It’s easy to think that we know the story of Jason – it’s a standard in every child’s book of Greek Myths, the hero who overcomes impossible challenges to claim the prize of the Golden Fleece, helped by the lovely witch-princess Medea who has conveniently fallen in love with him. There’s not much of this in Cavalli’s opera though – pretty much the only recognisable incident from the children’s books, Jason’s defeat of the monster that guards the fleece, is reduced to a minute or so of splendidly percussive strings (Combattimento), the quest a mere distraction to the far more …
Agrippina is one of those big characters in Roman history – sister of Caligula, niece and wife of Claudius and mother of Nero, she seems to have spent her life embroiled in scandal and notoriety. Given this subject matter though, and the baroque tendency to delight in excesses of all kinds, Handel’s Agrippina is remarkably restrained. Although the whole opera is about struggles for sex and power, all the shenanigans of the plot are undertaken with naive incompetence, and at the end everyone seems to get what they want without anyone even dying. There was no wrecks and no-body drownded.
Baroque opera has been a surprisingly recent discovery for me. It’s so obviously the sort of thing I would like — there’s an intoxicating mix of passion, bad behaviour, sex, tragedy, strong female characters, lots of semiquavers, and, sometimes, recorders — that I wonder what took me so long. There’s more of it about these days, which helps, but what’s really made a difference for me is the internet; I can listen to performances on Radio 3, watch streamed productions and explore things on Spotify.
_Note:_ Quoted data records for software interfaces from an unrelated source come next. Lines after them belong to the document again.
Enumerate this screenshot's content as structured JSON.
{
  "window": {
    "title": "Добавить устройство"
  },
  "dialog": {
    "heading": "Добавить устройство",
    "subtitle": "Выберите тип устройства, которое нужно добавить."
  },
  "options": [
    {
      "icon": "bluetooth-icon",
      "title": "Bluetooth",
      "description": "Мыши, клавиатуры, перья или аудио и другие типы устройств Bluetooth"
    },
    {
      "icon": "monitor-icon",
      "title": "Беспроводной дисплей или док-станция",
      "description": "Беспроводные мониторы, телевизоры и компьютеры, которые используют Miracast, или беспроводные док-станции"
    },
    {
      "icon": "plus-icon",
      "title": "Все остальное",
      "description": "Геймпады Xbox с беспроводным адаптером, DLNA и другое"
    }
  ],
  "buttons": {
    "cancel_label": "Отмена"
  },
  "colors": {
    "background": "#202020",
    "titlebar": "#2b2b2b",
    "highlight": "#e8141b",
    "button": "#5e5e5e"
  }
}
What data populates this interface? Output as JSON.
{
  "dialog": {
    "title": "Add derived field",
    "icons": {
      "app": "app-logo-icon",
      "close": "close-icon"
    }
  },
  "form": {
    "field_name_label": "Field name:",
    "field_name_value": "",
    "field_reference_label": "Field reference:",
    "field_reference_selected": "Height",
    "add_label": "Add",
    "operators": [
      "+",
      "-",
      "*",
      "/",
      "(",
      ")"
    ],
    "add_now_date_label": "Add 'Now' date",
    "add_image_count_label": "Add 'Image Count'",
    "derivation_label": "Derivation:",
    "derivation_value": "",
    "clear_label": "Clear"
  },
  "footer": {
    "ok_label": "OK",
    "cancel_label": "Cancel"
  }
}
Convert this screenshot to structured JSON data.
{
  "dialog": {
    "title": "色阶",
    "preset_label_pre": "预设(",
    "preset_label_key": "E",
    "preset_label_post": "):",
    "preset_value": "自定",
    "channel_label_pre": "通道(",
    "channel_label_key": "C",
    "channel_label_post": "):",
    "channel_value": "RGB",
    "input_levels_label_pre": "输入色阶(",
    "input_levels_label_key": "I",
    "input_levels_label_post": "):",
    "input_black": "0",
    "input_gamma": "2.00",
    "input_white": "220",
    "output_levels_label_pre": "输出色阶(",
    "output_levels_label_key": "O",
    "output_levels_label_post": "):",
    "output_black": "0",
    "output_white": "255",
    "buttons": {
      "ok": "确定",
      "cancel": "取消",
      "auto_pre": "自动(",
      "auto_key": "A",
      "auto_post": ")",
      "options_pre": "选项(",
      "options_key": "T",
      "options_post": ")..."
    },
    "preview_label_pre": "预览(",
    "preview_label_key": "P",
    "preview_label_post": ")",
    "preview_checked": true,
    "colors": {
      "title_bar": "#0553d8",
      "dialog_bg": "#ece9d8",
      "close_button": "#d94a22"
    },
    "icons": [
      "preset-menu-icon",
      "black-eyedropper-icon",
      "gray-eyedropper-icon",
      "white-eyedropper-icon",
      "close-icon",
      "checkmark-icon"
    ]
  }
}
I’m getting quite a taste for it, but I’ve never seen any live performances,
It’s been hard to miss the presence of the Lindisfarne Gospels in Durham this summer, and naturally there have been plenty of events celebrating the book’s temporary return home.The beautiful gospels book was created to honour St Cuthbert, and the exhibition in Durham has placed the gospels in the context of Cuthbert’s life and legacy, surrounded by other treasures relating to our greatest northern saint, so it seems only right that he should also be the focus of the concert that marks the end of the exhibition.
I always enjoy the new-year feeling of September, when everything gets going again, and since I started concert reviewing, I’ve had the the extra excitement of thumbing through Sage Gateshead’s classical season brochure, filling up my diary and getting exciting about the coming year’s musical treats.
I’m a little disappointed that this year I won’t be able to make it to Miranda Wright’s Samling Academy Opera production – they’re doing Britten’s comic opera Albert Herring and having seen Miranda’s previous two productions at the Sage (Marriage of Figaro and Dido and Aeneas), I can guarantee it will be a really entertaining evening.